EXERCISE:
Give the whole listing below once more, exactly, without pictures.

Segment Start: SUPPLIED MATERIAL

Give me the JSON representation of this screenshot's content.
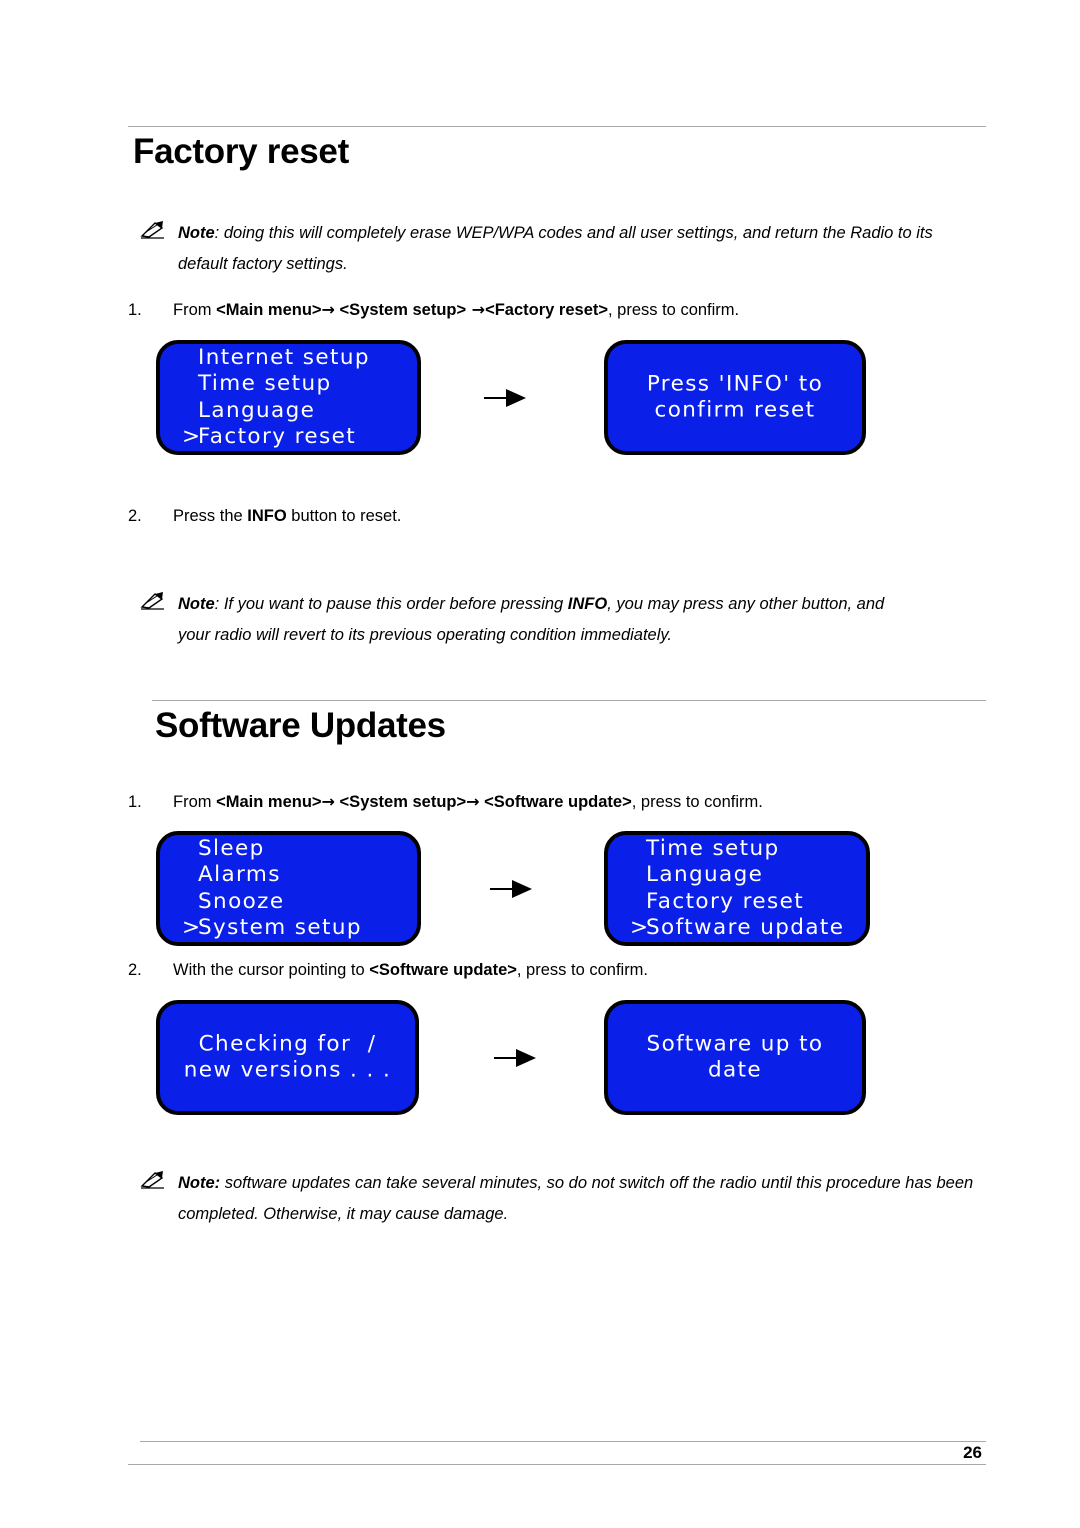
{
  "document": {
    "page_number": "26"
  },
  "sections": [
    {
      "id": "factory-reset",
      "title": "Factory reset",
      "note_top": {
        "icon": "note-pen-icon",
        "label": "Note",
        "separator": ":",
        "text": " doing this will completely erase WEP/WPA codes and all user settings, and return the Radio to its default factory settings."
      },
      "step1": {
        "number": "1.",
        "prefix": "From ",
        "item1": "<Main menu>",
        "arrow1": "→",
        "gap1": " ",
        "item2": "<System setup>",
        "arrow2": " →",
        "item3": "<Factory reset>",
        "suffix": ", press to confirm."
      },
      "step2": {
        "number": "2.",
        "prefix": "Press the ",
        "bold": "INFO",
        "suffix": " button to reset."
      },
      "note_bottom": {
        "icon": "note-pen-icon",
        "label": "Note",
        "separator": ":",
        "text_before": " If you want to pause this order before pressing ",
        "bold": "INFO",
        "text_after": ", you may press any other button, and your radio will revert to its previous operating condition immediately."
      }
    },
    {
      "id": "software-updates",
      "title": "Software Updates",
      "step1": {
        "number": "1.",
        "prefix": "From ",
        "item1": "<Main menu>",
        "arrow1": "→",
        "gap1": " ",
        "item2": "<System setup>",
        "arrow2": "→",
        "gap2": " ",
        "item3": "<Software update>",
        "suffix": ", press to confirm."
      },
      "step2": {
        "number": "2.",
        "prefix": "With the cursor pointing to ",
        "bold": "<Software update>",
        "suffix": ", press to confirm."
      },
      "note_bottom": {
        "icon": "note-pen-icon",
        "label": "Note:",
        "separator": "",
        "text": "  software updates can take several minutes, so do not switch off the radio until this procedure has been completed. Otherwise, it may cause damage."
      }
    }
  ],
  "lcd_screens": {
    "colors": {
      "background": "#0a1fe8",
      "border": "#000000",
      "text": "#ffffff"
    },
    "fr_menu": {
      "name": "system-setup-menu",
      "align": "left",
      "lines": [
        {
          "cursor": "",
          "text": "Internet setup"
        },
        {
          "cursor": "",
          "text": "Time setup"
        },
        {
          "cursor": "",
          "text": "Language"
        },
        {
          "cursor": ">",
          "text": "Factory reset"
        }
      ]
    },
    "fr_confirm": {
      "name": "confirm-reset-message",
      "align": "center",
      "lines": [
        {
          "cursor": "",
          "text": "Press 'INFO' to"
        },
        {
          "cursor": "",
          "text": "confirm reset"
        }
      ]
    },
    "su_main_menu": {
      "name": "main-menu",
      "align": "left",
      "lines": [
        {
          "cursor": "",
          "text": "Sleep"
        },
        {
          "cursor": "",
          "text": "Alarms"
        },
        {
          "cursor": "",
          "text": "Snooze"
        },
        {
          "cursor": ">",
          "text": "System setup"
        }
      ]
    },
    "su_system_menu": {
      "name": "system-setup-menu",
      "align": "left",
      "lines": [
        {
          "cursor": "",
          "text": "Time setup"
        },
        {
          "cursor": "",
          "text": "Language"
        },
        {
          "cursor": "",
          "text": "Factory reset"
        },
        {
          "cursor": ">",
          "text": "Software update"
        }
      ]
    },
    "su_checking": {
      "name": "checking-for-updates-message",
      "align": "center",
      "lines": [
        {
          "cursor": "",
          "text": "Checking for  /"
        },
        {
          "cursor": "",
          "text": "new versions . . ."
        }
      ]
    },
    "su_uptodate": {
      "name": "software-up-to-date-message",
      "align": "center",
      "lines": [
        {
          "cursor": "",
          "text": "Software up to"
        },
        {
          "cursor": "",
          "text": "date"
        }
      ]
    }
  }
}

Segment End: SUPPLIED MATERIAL

EXERCISE RESULT:
Give me the JSON representation of this screenshot's content.
{
  "document": {
    "page_number": "26"
  },
  "sections": [
    {
      "id": "factory-reset",
      "title": "Factory reset",
      "note_top": {
        "icon": "note-pen-icon",
        "label": "Note",
        "separator": ":",
        "text": " doing this will completely erase WEP/WPA codes and all user settings, and return the Radio to its default factory settings."
      },
      "step1": {
        "number": "1.",
        "prefix": "From ",
        "item1": "<Main menu>",
        "arrow1": "→",
        "gap1": " ",
        "item2": "<System setup>",
        "arrow2": " →",
        "item3": "<Factory reset>",
        "suffix": ", press to confirm."
      },
      "step2": {
        "number": "2.",
        "prefix": "Press the ",
        "bold": "INFO",
        "suffix": " button to reset."
      },
      "note_bottom": {
        "icon": "note-pen-icon",
        "label": "Note",
        "separator": ":",
        "text_before": " If you want to pause this order before pressing ",
        "bold": "INFO",
        "text_after": ", you may press any other button, and your radio will revert to its previous operating condition immediately."
      }
    },
    {
      "id": "software-updates",
      "title": "Software Updates",
      "step1": {
        "number": "1.",
        "prefix": "From ",
        "item1": "<Main menu>",
        "arrow1": "→",
        "gap1": " ",
        "item2": "<System setup>",
        "arrow2": "→",
        "gap2": " ",
        "item3": "<Software update>",
        "suffix": ", press to confirm."
      },
      "step2": {
        "number": "2.",
        "prefix": "With the cursor pointing to ",
        "bold": "<Software update>",
        "suffix": ", press to confirm."
      },
      "note_bottom": {
        "icon": "note-pen-icon",
        "label": "Note:",
        "separator": "",
        "text": "  software updates can take several minutes, so do not switch off the radio until this procedure has been completed. Otherwise, it may cause damage."
      }
    }
  ],
  "lcd_screens": {
    "colors": {
      "background": "#0a1fe8",
      "border": "#000000",
      "text": "#ffffff"
    },
    "fr_menu": {
      "name": "system-setup-menu",
      "align": "left",
      "lines": [
        {
          "cursor": "",
          "text": "Internet setup"
        },
        {
          "cursor": "",
          "text": "Time setup"
        },
        {
          "cursor": "",
          "text": "Language"
        },
        {
          "cursor": ">",
          "text": "Factory reset"
        }
      ]
    },
    "fr_confirm": {
      "name": "confirm-reset-message",
      "align": "center",
      "lines": [
        {
          "cursor": "",
          "text": "Press 'INFO' to"
        },
        {
          "cursor": "",
          "text": "confirm reset"
        }
      ]
    },
    "su_main_menu": {
      "name": "main-menu",
      "align": "left",
      "lines": [
        {
          "cursor": "",
          "text": "Sleep"
        },
        {
          "cursor": "",
          "text": "Alarms"
        },
        {
          "cursor": "",
          "text": "Snooze"
        },
        {
          "cursor": ">",
          "text": "System setup"
        }
      ]
    },
    "su_system_menu": {
      "name": "system-setup-menu",
      "align": "left",
      "lines": [
        {
          "cursor": "",
          "text": "Time setup"
        },
        {
          "cursor": "",
          "text": "Language"
        },
        {
          "cursor": "",
          "text": "Factory reset"
        },
        {
          "cursor": ">",
          "text": "Software update"
        }
      ]
    },
    "su_checking": {
      "name": "checking-for-updates-message",
      "align": "center",
      "lines": [
        {
          "cursor": "",
          "text": "Checking for  /"
        },
        {
          "cursor": "",
          "text": "new versions . . ."
        }
      ]
    },
    "su_uptodate": {
      "name": "software-up-to-date-message",
      "align": "center",
      "lines": [
        {
          "cursor": "",
          "text": "Software up to"
        },
        {
          "cursor": "",
          "text": "date"
        }
      ]
    }
  }
}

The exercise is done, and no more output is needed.